The adjustment for the pulley 39 is shown schematically in this application. However, automated pulley drive systems are well known. A worker of ordinary skill in the art, given the teachings of this application, would be able to provide a suitable drive system.

Also, while FIG. 1 shows the flow of refrigerant from compressor 22 to the outdoor heat exchanger 24 operating as a condenser, this application would also extend to flow in the opposite direction, at which the indoor heat exchanger 32 is operating as a condenser to heat air delivered by fan 34 into an environment to be conditioned.

A control 18 for the refrigerant system 20 determines a desired fan speed, and adjusts the position of the plates to achieve that desired fan speed. A worker of ordinary skill in the art would recognize when and how a desired fan speed change would be determined.

As shown in FIG. 1, appropriately positioned pressure transducers P or temperature sensors T can provide feedback on the conditions in the indoor and outdoor environment and operating parameters within the refrigerant system 20. Any of these characteristics or a combination of them can be utilized to determine a desired fan speed. Again, a worker of ordinary skill in the art would recognize what a desired fan speed would be. The present invention is directed to provide a cost-effective way for a variable speed fan functionality to satisfy a wide spectrum of applications and operating conditions as well as ensure safe and reliable refrigerant system operation.

It is understood that the present invention may equally benefit belt-driven applications outside of the air conditioning, heating, ventilation and refrigeration field. Also, it is understood that although the present invention was explained in relation to the fans blowing air across the heat exchangers, it can be equally applied to belt-driven pumps utilized in chiller applications for pumping secondary loop liquid through these heat exchangers. Further, the present invention can be used with an open drive belt-driven compressors.

A worker of ordinary skill in the art would understand that various modifications of the disclosed embodiment would come within the scope of this invention.
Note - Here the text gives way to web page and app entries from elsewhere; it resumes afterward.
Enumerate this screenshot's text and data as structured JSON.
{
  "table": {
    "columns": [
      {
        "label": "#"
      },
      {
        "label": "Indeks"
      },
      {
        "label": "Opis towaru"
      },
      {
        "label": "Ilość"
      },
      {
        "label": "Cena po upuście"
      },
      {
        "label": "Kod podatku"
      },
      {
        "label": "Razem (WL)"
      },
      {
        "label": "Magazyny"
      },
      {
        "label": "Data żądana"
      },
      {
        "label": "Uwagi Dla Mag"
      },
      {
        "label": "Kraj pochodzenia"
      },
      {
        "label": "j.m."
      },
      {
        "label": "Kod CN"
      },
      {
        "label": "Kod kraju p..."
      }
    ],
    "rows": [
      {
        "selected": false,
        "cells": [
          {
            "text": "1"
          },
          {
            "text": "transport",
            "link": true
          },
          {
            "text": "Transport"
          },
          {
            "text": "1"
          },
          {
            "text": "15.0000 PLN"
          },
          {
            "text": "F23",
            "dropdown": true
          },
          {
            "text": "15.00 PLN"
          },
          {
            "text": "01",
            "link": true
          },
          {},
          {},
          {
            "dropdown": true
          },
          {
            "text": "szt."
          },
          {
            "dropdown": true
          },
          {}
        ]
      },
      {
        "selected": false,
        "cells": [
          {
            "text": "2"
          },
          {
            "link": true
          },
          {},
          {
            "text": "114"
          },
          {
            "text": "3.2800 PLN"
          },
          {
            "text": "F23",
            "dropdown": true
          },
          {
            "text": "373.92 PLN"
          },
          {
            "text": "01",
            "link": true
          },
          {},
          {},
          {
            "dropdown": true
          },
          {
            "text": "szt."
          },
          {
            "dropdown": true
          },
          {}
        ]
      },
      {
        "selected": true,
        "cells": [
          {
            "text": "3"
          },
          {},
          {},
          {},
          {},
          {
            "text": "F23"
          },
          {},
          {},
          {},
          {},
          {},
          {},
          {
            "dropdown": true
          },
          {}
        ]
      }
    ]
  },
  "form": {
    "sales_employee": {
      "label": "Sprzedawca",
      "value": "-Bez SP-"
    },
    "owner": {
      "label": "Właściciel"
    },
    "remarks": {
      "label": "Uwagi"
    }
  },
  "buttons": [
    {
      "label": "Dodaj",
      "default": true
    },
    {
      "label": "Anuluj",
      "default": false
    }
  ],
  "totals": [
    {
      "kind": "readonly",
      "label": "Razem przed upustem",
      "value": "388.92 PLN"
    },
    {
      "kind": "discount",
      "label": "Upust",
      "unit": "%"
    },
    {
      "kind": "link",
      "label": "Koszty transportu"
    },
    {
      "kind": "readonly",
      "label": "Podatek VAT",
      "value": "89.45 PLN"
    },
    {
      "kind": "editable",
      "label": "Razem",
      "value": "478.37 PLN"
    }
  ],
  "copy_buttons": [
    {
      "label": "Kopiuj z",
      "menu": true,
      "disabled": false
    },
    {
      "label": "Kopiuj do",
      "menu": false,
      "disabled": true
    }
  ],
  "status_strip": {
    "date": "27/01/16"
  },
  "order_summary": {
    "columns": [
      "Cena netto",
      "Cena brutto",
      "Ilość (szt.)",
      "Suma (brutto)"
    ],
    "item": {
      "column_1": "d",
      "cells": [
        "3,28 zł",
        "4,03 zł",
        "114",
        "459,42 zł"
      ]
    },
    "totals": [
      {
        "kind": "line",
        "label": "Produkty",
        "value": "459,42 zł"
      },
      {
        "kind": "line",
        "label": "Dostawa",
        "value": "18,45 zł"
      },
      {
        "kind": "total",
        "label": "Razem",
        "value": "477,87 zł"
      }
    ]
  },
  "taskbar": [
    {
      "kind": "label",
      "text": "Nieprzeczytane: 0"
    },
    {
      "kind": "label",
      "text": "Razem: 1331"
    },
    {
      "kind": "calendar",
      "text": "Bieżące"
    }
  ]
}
For that reason, the following claims should be studied to determine the true scope and content of this invention.

Referenced by
Citing PatentFiling datePublication dateApplicantTitle
US7918407Jun 17, 2008Apr 5, 2011Ronald Harrison PatchMethod and apparatus for control of cooling system air quality and energy consumption
US20110209485 *Oct 10, 2007Sep 1, 2011Alexander LifsonSuction superheat conrol based on refrigerant condition at discharge
Classifications
U.S. Classification62/183, 62/186
International ClassificationF25D17/04, F25B39/04
Cooperative ClassificationF25B2600/111, Y02B30/743, F25B2600/026, F25B2400/13, F16H61/66263, F16H9/20, F16H61/66272, F25B49/02, F25B2600/112
European ClassificationF25B49/02, F16H9/20
Legal Events
DateCodeEventDescription
May 21, 2014FPAYFee payment
Year of fee payment: 4
Aug 9, 2005ASAssignment
Owner name: CARRIER CORPORATION, CONNECTICUT
Free format text: ASSIGNMENT OF ASSIGNORS INTEREST;ASSIGNORS:TARAS, MICHAEL F.;DOBMEIER, THOMAS J.;LIFSON, ALEXANDER;REEL/FRAME:016880/0576;SIGNING DATES FROM 20050805 TO 20050808
Free format text: ASSIGNMENT OF ASSIGNORS INTEREST;ASSIGNORS:TARAS, MICHAEL F.;DOBMEIER, THOMAS J.;LIFSON, ALEXANDER;SIGNING DATES FROM 20050805 TO 20050808;REEL/FRAME:016880/0576